- _Entries shown_:
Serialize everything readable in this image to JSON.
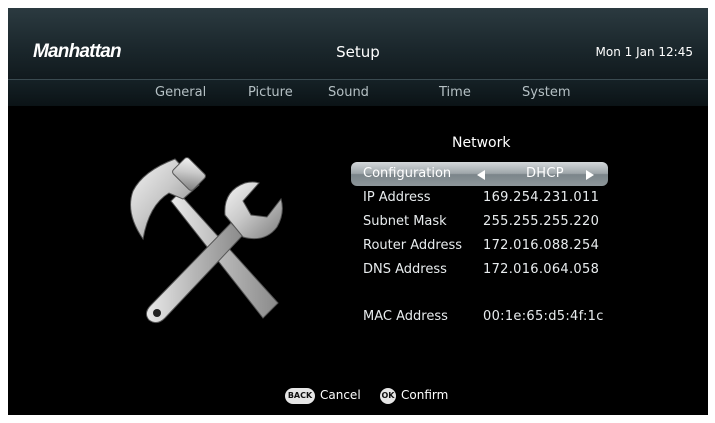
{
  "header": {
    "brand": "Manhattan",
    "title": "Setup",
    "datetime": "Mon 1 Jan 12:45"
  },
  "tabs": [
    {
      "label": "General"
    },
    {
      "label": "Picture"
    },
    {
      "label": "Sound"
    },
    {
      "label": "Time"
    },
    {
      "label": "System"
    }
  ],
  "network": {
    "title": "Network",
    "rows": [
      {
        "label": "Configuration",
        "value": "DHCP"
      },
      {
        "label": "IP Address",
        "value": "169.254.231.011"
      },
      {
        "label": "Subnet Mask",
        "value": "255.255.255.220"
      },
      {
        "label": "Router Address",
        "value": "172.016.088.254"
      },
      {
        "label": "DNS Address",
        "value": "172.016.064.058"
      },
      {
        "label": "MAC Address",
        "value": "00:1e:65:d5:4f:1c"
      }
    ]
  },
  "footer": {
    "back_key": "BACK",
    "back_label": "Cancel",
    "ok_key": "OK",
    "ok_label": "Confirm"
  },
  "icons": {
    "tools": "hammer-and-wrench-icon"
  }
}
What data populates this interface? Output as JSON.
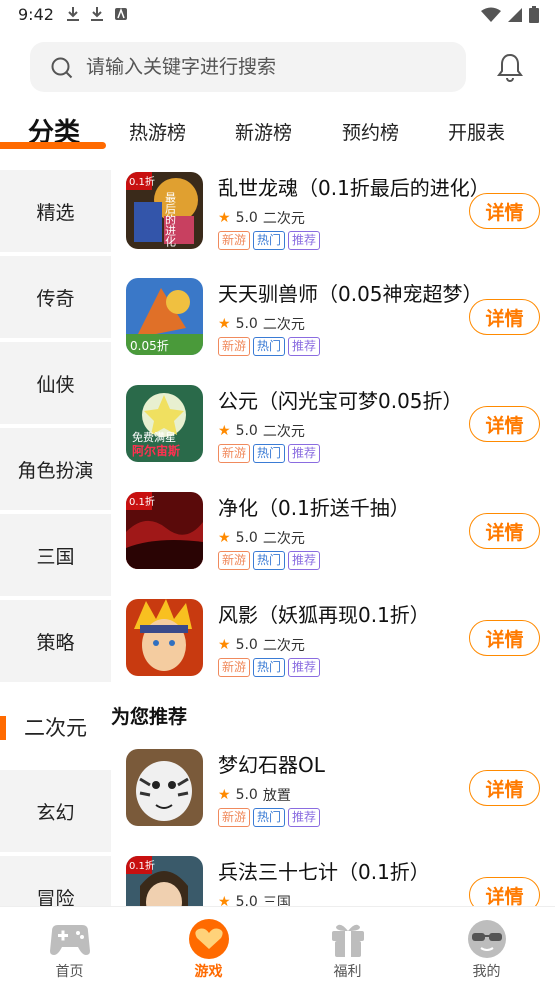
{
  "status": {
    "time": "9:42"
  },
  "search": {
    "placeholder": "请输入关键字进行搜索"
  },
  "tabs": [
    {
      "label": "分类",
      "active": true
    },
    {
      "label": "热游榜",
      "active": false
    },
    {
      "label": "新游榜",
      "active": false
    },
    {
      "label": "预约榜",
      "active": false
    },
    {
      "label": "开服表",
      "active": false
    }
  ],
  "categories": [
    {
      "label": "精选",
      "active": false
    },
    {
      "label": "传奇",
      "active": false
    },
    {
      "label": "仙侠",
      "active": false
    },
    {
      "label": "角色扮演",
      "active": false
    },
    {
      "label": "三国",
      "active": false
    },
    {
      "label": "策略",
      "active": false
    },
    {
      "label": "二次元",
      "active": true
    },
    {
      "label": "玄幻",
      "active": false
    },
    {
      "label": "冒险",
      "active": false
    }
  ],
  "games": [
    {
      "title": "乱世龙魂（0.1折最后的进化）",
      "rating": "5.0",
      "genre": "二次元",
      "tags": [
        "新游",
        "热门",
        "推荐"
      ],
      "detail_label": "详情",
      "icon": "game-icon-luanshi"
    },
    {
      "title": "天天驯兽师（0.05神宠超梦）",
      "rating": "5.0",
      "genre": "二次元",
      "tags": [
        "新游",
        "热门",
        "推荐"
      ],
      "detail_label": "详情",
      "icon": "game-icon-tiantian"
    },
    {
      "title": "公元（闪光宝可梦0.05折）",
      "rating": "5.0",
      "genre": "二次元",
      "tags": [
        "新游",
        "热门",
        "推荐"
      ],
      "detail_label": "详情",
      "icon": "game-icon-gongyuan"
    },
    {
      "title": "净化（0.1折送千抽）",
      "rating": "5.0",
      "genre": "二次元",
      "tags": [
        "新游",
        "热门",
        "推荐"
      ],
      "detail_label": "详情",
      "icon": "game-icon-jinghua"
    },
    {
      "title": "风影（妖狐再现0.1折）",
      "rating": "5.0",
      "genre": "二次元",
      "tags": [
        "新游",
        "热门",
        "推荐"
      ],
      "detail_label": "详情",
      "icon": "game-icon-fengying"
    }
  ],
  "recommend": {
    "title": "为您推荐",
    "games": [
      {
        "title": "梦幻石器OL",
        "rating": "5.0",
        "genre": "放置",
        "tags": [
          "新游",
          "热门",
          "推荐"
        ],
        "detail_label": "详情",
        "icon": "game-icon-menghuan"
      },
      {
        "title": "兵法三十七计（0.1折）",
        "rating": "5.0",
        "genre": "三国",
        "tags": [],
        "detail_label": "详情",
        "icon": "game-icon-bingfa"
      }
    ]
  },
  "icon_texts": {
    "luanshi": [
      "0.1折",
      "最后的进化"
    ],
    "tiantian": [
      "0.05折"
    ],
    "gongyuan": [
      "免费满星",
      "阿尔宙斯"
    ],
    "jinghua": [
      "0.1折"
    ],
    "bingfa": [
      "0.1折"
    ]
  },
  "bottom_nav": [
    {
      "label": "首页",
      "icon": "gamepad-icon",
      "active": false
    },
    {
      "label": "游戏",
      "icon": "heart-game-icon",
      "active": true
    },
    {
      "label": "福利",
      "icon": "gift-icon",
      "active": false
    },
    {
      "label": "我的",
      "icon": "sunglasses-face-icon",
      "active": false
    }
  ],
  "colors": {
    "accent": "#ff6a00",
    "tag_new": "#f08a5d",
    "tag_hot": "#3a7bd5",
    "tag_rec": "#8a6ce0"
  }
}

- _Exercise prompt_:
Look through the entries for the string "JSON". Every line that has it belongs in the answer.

- _Answer to the problem_:
Serialize everything readable in this image to JSON.
What data populates this interface? Output as JSON.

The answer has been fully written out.